The fact is, there are already very human-looking robots out there and experts say their emotional programs can be developed to the point where they experience independent, if rudimentary, emotion and form attachments to humans. If you’re a sci-fi fan, you may fear such development could go very wrong. In the meantime, though, the field certainly does offer hope for the lonely, or at least, the lonely with very deep pockets.
Why Not Just Get a Beagle?
While having a pet certainly can buffer loneliness, many seniors live in buildings or facilities that don’t allow pets. Plus, pets require care—walking, feeding—that some seniors can’t give. Even more, researchers think they can tweak devices like Ana to function as all-around home-care helpers. Future versions, for instance, could:
- Track sleep and make recommendations to improve sleep, or even run bed-time programs to promote good rest.
- Track medications and give reminders of what medications to take, when.
- Monitor moods and pass along important information to family members.
- Monitor health indicators like blood pressure and relay results to doctors.
Are We There Yet?
The fact is that science is just a breath away from taking Siri to the next level. Chances are good that within a few years, our devices will be able to interact with us on a more human level. Robots are already becoming a fixture in business and retail settings, and it makes sense that for as long as loneliness exists, humans will try to find ways to make those robots friendlier and more useful. Those who fear a robot apocalypse may soon find they’re sleeping with an Ana, just as those who shunned cell phones 10 years ago now carry the latest Samsung or Apple release. And as with cell phones, some people will be early adopters, and some will be late adopters—but in the end, everyone will probably become an adopter to some extent, even if it is just for help cleaning and making dinner.

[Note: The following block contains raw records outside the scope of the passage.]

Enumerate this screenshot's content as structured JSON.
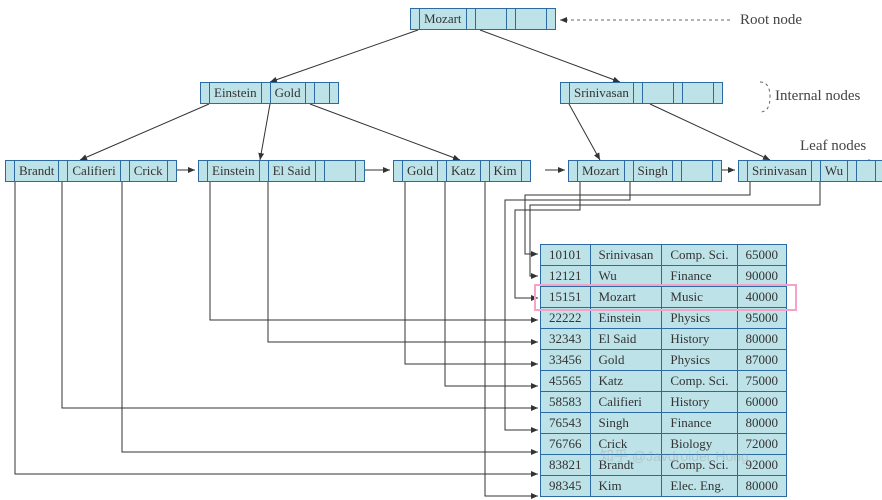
{
  "labels": {
    "root": "Root node",
    "internal": "Internal nodes",
    "leaf": "Leaf nodes"
  },
  "tree": {
    "root": {
      "keys": [
        "Mozart"
      ]
    },
    "internal": [
      {
        "keys": [
          "Einstein",
          "Gold"
        ]
      },
      {
        "keys": [
          "Srinivasan"
        ]
      }
    ],
    "leaves": [
      {
        "keys": [
          "Brandt",
          "Califieri",
          "Crick"
        ]
      },
      {
        "keys": [
          "Einstein",
          "El Said"
        ]
      },
      {
        "keys": [
          "Gold",
          "Katz",
          "Kim"
        ]
      },
      {
        "keys": [
          "Mozart",
          "Singh"
        ]
      },
      {
        "keys": [
          "Srinivasan",
          "Wu"
        ]
      }
    ]
  },
  "table": {
    "rows": [
      {
        "id": "10101",
        "name": "Srinivasan",
        "dept": "Comp. Sci.",
        "salary": "65000"
      },
      {
        "id": "12121",
        "name": "Wu",
        "dept": "Finance",
        "salary": "90000"
      },
      {
        "id": "15151",
        "name": "Mozart",
        "dept": "Music",
        "salary": "40000"
      },
      {
        "id": "22222",
        "name": "Einstein",
        "dept": "Physics",
        "salary": "95000"
      },
      {
        "id": "32343",
        "name": "El Said",
        "dept": "History",
        "salary": "80000"
      },
      {
        "id": "33456",
        "name": "Gold",
        "dept": "Physics",
        "salary": "87000"
      },
      {
        "id": "45565",
        "name": "Katz",
        "dept": "Comp. Sci.",
        "salary": "75000"
      },
      {
        "id": "58583",
        "name": "Califieri",
        "dept": "History",
        "salary": "60000"
      },
      {
        "id": "76543",
        "name": "Singh",
        "dept": "Finance",
        "salary": "80000"
      },
      {
        "id": "76766",
        "name": "Crick",
        "dept": "Biology",
        "salary": "72000"
      },
      {
        "id": "83821",
        "name": "Brandt",
        "dept": "Comp. Sci.",
        "salary": "92000"
      },
      {
        "id": "98345",
        "name": "Kim",
        "dept": "Elec. Eng.",
        "salary": "80000"
      }
    ],
    "highlight_row_index": 2
  },
  "watermark": "知乎 @Javdroider Hong"
}
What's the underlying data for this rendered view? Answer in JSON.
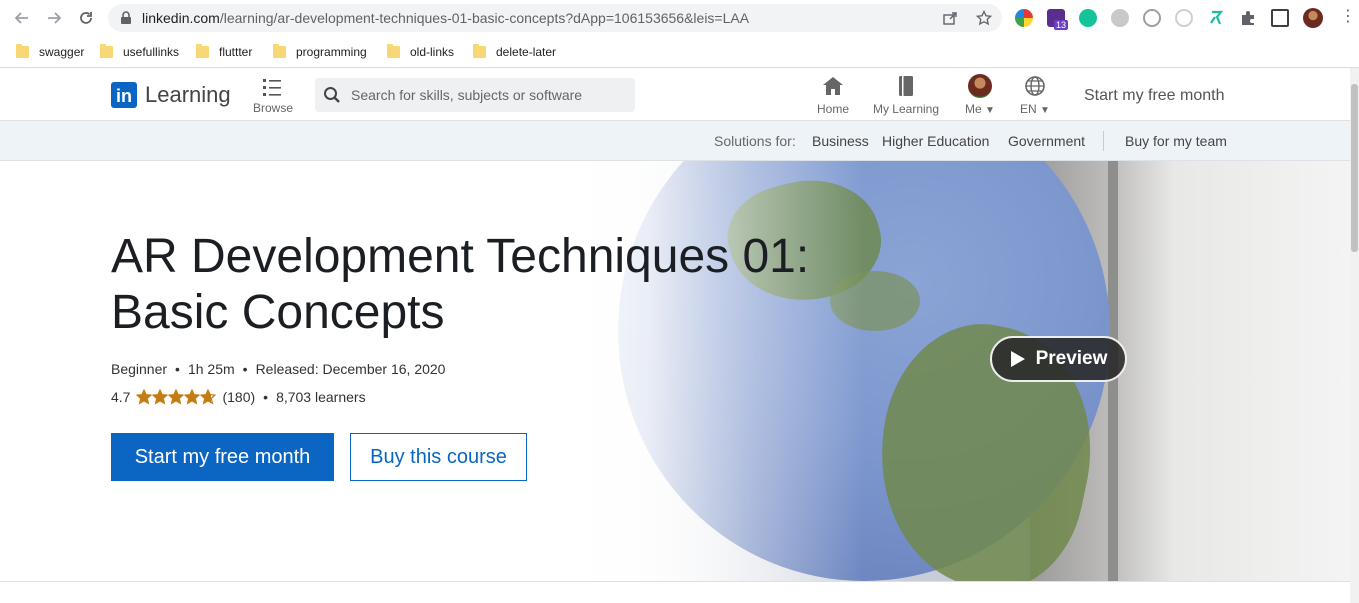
{
  "browser": {
    "url_host": "linkedin.com",
    "url_path": "/learning/ar-development-techniques-01-basic-concepts?dApp=106153656&leis=LAA",
    "bookmarks": [
      "swagger",
      "usefullinks",
      "fluttter",
      "programming",
      "old-links",
      "delete-later"
    ],
    "extension_badge": "13"
  },
  "header": {
    "logo_in": "in",
    "logo_word": "Learning",
    "browse_label": "Browse",
    "search_placeholder": "Search for skills, subjects or software",
    "nav": {
      "home": "Home",
      "my_learning": "My Learning",
      "me": "Me",
      "language": "EN"
    },
    "start_free_month": "Start my free month"
  },
  "subnav": {
    "solutions_label": "Solutions for:",
    "links": [
      "Business",
      "Higher Education",
      "Government"
    ],
    "buy_for_team": "Buy for my team"
  },
  "course": {
    "title": "AR Development Techniques 01: Basic Concepts",
    "level": "Beginner",
    "duration": "1h 25m",
    "released": "Released: December 16, 2020",
    "rating": "4.7",
    "rating_value": 4.7,
    "review_count": "(180)",
    "learners": "8,703 learners",
    "primary_cta": "Start my free month",
    "secondary_cta": "Buy this course",
    "preview_label": "Preview"
  },
  "colors": {
    "brand_blue": "#0a66c2",
    "star_color": "#c37d16"
  }
}
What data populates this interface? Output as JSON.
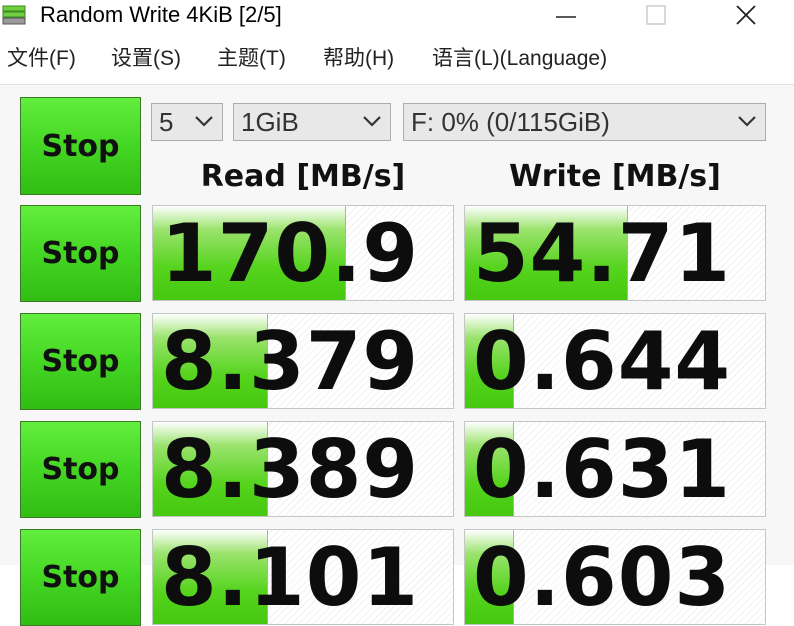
{
  "window": {
    "title": "Random Write 4KiB [2/5]"
  },
  "menu": [
    {
      "label": "文件(F)"
    },
    {
      "label": "设置(S)"
    },
    {
      "label": "主题(T)"
    },
    {
      "label": "帮助(H)"
    },
    {
      "label": "语言(L)(Language)"
    }
  ],
  "controls": {
    "all_label": "Stop",
    "count": "5",
    "size": "1GiB",
    "drive": "F: 0% (0/115GiB)"
  },
  "columns": {
    "read": "Read [MB/s]",
    "write": "Write [MB/s]"
  },
  "rows": [
    {
      "button": "Stop",
      "read": "170.9",
      "read_fill": 0.64,
      "write": "54.71",
      "write_fill": 0.54
    },
    {
      "button": "Stop",
      "read": "8.379",
      "read_fill": 0.38,
      "write": "0.644",
      "write_fill": 0.16
    },
    {
      "button": "Stop",
      "read": "8.389",
      "read_fill": 0.38,
      "write": "0.631",
      "write_fill": 0.16
    },
    {
      "button": "Stop",
      "read": "8.101",
      "read_fill": 0.38,
      "write": "0.603",
      "write_fill": 0.16
    }
  ],
  "colors": {
    "button_green": "#45d624",
    "bar_green": "#56d41e",
    "border": "#c6c6c6"
  }
}
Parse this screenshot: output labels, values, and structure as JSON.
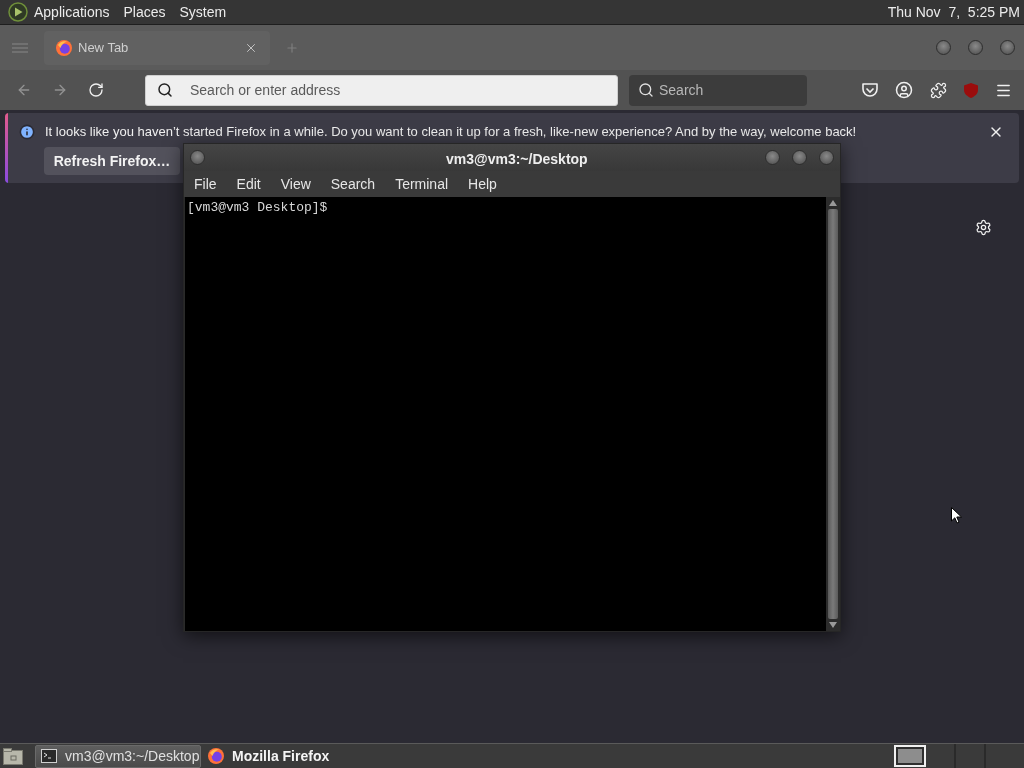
{
  "top_panel": {
    "menus": [
      "Applications",
      "Places",
      "System"
    ],
    "clock": "Thu Nov  7,  5:25 PM"
  },
  "browser": {
    "tabs": [
      {
        "label": "New Tab",
        "selected": true
      }
    ],
    "nav_buttons": [
      {
        "kind": "back",
        "disabled": true
      },
      {
        "kind": "forward",
        "disabled": true
      },
      {
        "kind": "reload",
        "disabled": false
      }
    ],
    "address_bar": {
      "placeholder": "Search or enter address"
    },
    "search_bar": {
      "placeholder": "Search"
    },
    "notification": {
      "message": "It looks like you haven’t started Firefox in a while. Do you want to clean it up for a fresh, like-new experience? And by the way, welcome back!",
      "button": "Refresh Firefox…"
    }
  },
  "terminal": {
    "title": "vm3@vm3:~/Desktop",
    "menus": [
      "File",
      "Edit",
      "View",
      "Search",
      "Terminal",
      "Help"
    ],
    "lines": [
      "[vm3@vm3 Desktop]$"
    ]
  },
  "taskbar": {
    "tasks": [
      {
        "kind": "terminal",
        "label": "vm3@vm3:~/Desktop",
        "selected": true,
        "attention": false
      },
      {
        "kind": "browser",
        "label": "Mozilla Firefox",
        "selected": false,
        "attention": true
      }
    ]
  }
}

References [ + ]
|1.||↑||Huang, Chenyang and Zaiane, Osmar. “Generating Responses Expressing Emotion in an Open-Domain Dialogue System.” 17 April 2019. Internet Science. 14 August 2019. https://link.springer.com/chapter/10.1007/978-3-030-17705-8_9|